This week, we will have special guests from Germany. Craig Morris and Arne Jungjohann, who are the authors of the Energy Democracy Germany’s Energiewende To Renewables, will be with us on Wednesday for the Energy Crisis and World of Energy lecture.
In their study, Morris and Jungjohann first define the German understanding fo energy democracy as followed: Energy democracy is 1) when citizens and communities can make their energy, even when it hurts energy corporations financially; 2) something currently mainly pursued in Denmark and Germany but that can spread around the world during the current window of opportunity; 3) the most often overlooked benefit of distributed renewables in the fight against climate change; 4) something to fight for as the path to a better quality of life with stronger communities and better personal relationships.
From this standpoint of view, the authors show how Germany began its journey on becoming a key player in the renewable energy sector. Even though many people think the policies began after Fukushima or the crisis with Russia, there is a vast background on the transmission process starting from the early 1980s, where the initial goal was to decrease coal consumption rate on the energy sector. After the nuclear accident at Chernobyl, reducing nuclear power and protecting climate becomes popular.

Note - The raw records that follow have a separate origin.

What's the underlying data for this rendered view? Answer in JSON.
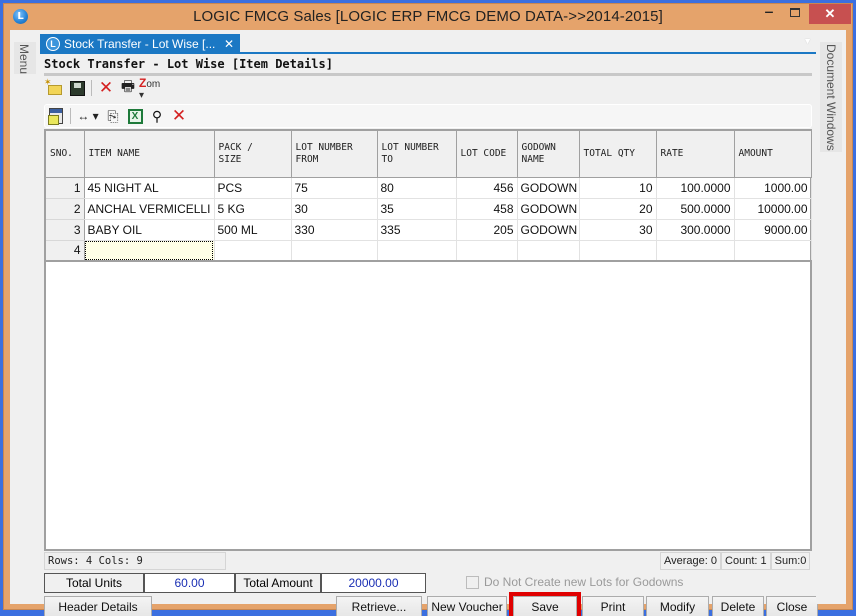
{
  "window": {
    "title": "LOGIC FMCG Sales  [LOGIC ERP FMCG DEMO DATA->>2014-2015]",
    "app_icon": "logic-app-icon",
    "controls": {
      "minimize": "–",
      "maximize": "□",
      "close": "✕"
    }
  },
  "side_panels": {
    "left": "Menu",
    "right": "Document Windows"
  },
  "doc_tab": {
    "label": "Stock Transfer - Lot Wise [...",
    "close": "✕"
  },
  "form": {
    "title": "Stock Transfer - Lot Wise [Item Details]"
  },
  "toolbar1": {
    "icons": [
      "new-icon",
      "save-icon",
      "delete-icon",
      "print-icon",
      "zoom-icon"
    ],
    "zoom_label": "om"
  },
  "toolbar2": {
    "icons": [
      "form-icon",
      "column-width-icon",
      "copy-icon",
      "excel-icon",
      "find-icon",
      "remove-icon"
    ]
  },
  "grid": {
    "columns": [
      {
        "l1": "SNO.",
        "l2": ""
      },
      {
        "l1": "ITEM NAME",
        "l2": ""
      },
      {
        "l1": "PACK /",
        "l2": "SIZE"
      },
      {
        "l1": "LOT NUMBER",
        "l2": "FROM"
      },
      {
        "l1": "LOT NUMBER",
        "l2": "TO"
      },
      {
        "l1": "LOT CODE",
        "l2": ""
      },
      {
        "l1": "GODOWN",
        "l2": "NAME"
      },
      {
        "l1": "TOTAL QTY",
        "l2": ""
      },
      {
        "l1": "RATE",
        "l2": ""
      },
      {
        "l1": "AMOUNT",
        "l2": ""
      }
    ],
    "rows": [
      {
        "sno": "1",
        "item": "45 NIGHT AL",
        "pack": "PCS",
        "lot_from": "75",
        "lot_to": "80",
        "lot_code": "456",
        "godown": "GODOWN",
        "qty": "10",
        "rate": "100.0000",
        "amount": "1000.00"
      },
      {
        "sno": "2",
        "item": "ANCHAL VERMICELLI",
        "pack": "5 KG",
        "lot_from": "30",
        "lot_to": "35",
        "lot_code": "458",
        "godown": "GODOWN",
        "qty": "20",
        "rate": "500.0000",
        "amount": "10000.00"
      },
      {
        "sno": "3",
        "item": "BABY OIL",
        "pack": "500 ML",
        "lot_from": "330",
        "lot_to": "335",
        "lot_code": "205",
        "godown": "GODOWN",
        "qty": "30",
        "rate": "300.0000",
        "amount": "9000.00"
      },
      {
        "sno": "4",
        "item": "",
        "pack": "",
        "lot_from": "",
        "lot_to": "",
        "lot_code": "",
        "godown": "",
        "qty": "",
        "rate": "",
        "amount": ""
      }
    ]
  },
  "status": {
    "rows_cols": "Rows: 4  Cols: 9",
    "average": "Average: 0",
    "count": "Count: 1",
    "sum": "Sum:0"
  },
  "totals": {
    "units_label": "Total Units",
    "units_value": "60.00",
    "amount_label": "Total Amount",
    "amount_value": "20000.00"
  },
  "checkbox": {
    "label": "Do Not Create new Lots for Godowns",
    "checked": false,
    "enabled": false
  },
  "buttons": {
    "header_details": "Header Details",
    "retrieve": "Retrieve...",
    "new_voucher": "New Voucher",
    "save": "Save",
    "print": "Print",
    "modify": "Modify",
    "delete": "Delete",
    "close": "Close"
  },
  "highlight": {
    "target": "save",
    "color": "#e00000"
  }
}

However, the vital aspect of the German energy transition was the people who initiated the process from bottom-up. Protests against nuclear energy plants began in the 1970s against the government, and the companies started investing in wind and solar energy by the 1980s.
The technological developments in these sectors happened gradually with minor improvements each time and today made Germany one of the leading countries in renewable energy.
As Germany, Turkey also tries to increase the rate of renewables on energy production. Today, around 60 to 70% of electricity production comes from renewable energy. Even though the authors argue that the goal of the book is not to encourage people to start copying Germany’s Energiwende, Turkey can learn from the experience. Instead of solely focusing on the outcomes, we can choose the see the process and struggles to develop our incentive mechanisms on the subject. The conference, therefore, will be valuable for the ones who are interested in the small details behind Germany’s success. The book is also available online for Bilkent students. You can download it through our library’s website.
The event will be online on YouTube. You will be able to ask your questions to authors by using the live chat tool. We hope to see you virtually on Wednesday.